With preseason in Rugby League starting I have noticed that there is an increase in the number of soft tissue injuries, especially calf or achilles related injuries. As part of my research and ongoing rehabilitation, I thought it would be nice to highlight some tips and nuggets that I have utilised in my practice on the field and in clinic, with some advice and references from a fantastic paper by Green et all 2022 which outlines some go to strategies from expert clinicians in assessment and management of calf related injuries..
Lets start from the top:
- There are three calf muscles the gastrocnemius, soleus and plantaris. But how can we differentiate them during our assessment? Symptoms from soleus injuries are often cumulative and not typically reported until examination, whereas gastrocnemius injuries are almost always apparent immediately. Gastrocnemius injuries are more likely to occur during acceleration, jumping, and sprinting activities, and you may experience a ‘shotgun’ feeling in the back of your leg. Plantaris can also have this shotgun sensation but you are able to push on with activity. Soleus injuries are more common during steady-state running and with more gradual onset presentations.

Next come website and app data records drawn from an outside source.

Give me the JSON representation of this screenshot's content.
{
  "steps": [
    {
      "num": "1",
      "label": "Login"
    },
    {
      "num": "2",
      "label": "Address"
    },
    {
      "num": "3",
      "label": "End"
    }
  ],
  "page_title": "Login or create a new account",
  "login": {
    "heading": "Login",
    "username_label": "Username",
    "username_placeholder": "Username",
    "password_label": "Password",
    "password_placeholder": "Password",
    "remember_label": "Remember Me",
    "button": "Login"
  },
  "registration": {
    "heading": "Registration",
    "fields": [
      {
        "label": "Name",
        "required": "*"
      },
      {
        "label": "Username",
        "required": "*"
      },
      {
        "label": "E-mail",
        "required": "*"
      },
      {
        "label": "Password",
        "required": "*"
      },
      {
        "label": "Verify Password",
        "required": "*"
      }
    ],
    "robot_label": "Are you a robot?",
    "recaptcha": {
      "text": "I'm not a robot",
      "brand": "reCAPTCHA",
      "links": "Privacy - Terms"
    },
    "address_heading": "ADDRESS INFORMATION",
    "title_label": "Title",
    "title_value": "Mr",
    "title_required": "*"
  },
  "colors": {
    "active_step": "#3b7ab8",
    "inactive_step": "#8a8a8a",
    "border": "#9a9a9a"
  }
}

1. Load the calf early.
We want to load the calf as soon as possible, whether that be isometric and at mid-range or any comfortable range of isotonics within a nice pain threshold. This is important to help build resilience and confidence. Some clinicians say that you start to strengthen from day 2 or 3 onwards pending the injury and that the optimal starting point for calf loading to be specific to what they can tolerate. For example if they can tolerate a double leg calf raise, then start them on double leg calf raise.
2. Try to normalise the walking pattern as the first step to normalise movement.
From Green et al (2022) paper once clinician says that we should; “Get them walking normally as quickly as possible. Get them with normal stretch left versus right as quickly as possible, both gastroc and soleus. And, like I say, ‘load it.’ And it will be more ‘capacity-loading’. Load it safely, pain-free, a number of times throughout the day.”
3. Use activation exercises to ensure inhibition does not negatively impact higher-load activities.
If they have injured their gastrocnemius muscle, it is not uncommon for it to be inhibited and for your soleus or flexor muscles to take over when loading after a calf injury. Thus we should recommend activation exercises with a band in a NWB (non-weight bearing position) when tolerable.
4. It is important to condition uninjured areas at the highest intensity possible without compromising the calf.
This will typically involve conditioning and strength work of the upper body/core or lower limb that does not excessively stretch or load the calf particularly in the early phases of rehab. If their exercises are not causing them pain then there is no reason to stop them doing these exercises in the gym. This means that if you can engage glutes/hamstrings/quads/hip flexors then try to train them concurrently as part of rehabilitation without overloading the calf then do so!
5. Try to avoid excessive eccentrics and prolonged passive stretching.
Another clinician from Green et all 20222 paper likes to think that “Range of motion probably takes care of itself. I think that, yeah they might have a painful lunge stretch to begin with but I see that as more an assessment tool rather than an impairment that I need to work on specifically.” This is why we don’t typically prescribe passive stretching as a treatment
6. Have a foundation of single-leg calf raise capacity prior to loading strengthening
There are plenty more tips and nuggets to run through with other types of injuries, but I hope you enjoyed some of these in relation to the calf.
Keep an eye out for more upcoming blogs!
Green, B., McClelland, J. A., Semciw, A. I., Schache, A. G., McCall, A., & Pizzari, T. (2022). The Assessment, Management and Prevention of Calf Muscle Strain Injuries: A Qualitative Study of the Practices and Perspectives of 20 Expert Sports Clinicians. Sports medicine – open, 8(1), 10. https://doi.org/10.1186/s40798-021-00364-0
Jamie Cheok – BeFit Training Physio Coogee
Jamie Cheok is a physiotherapist based in Coogee in the Eastern Suburbs of Sydney. Jamie has successfully treated musculoskeletal problems on the basis of a thorough assessment and diagnosis coupled with evidence-based rehabilitation programs tailored to the needs and goals of each individual. To book a consultation, click the link below.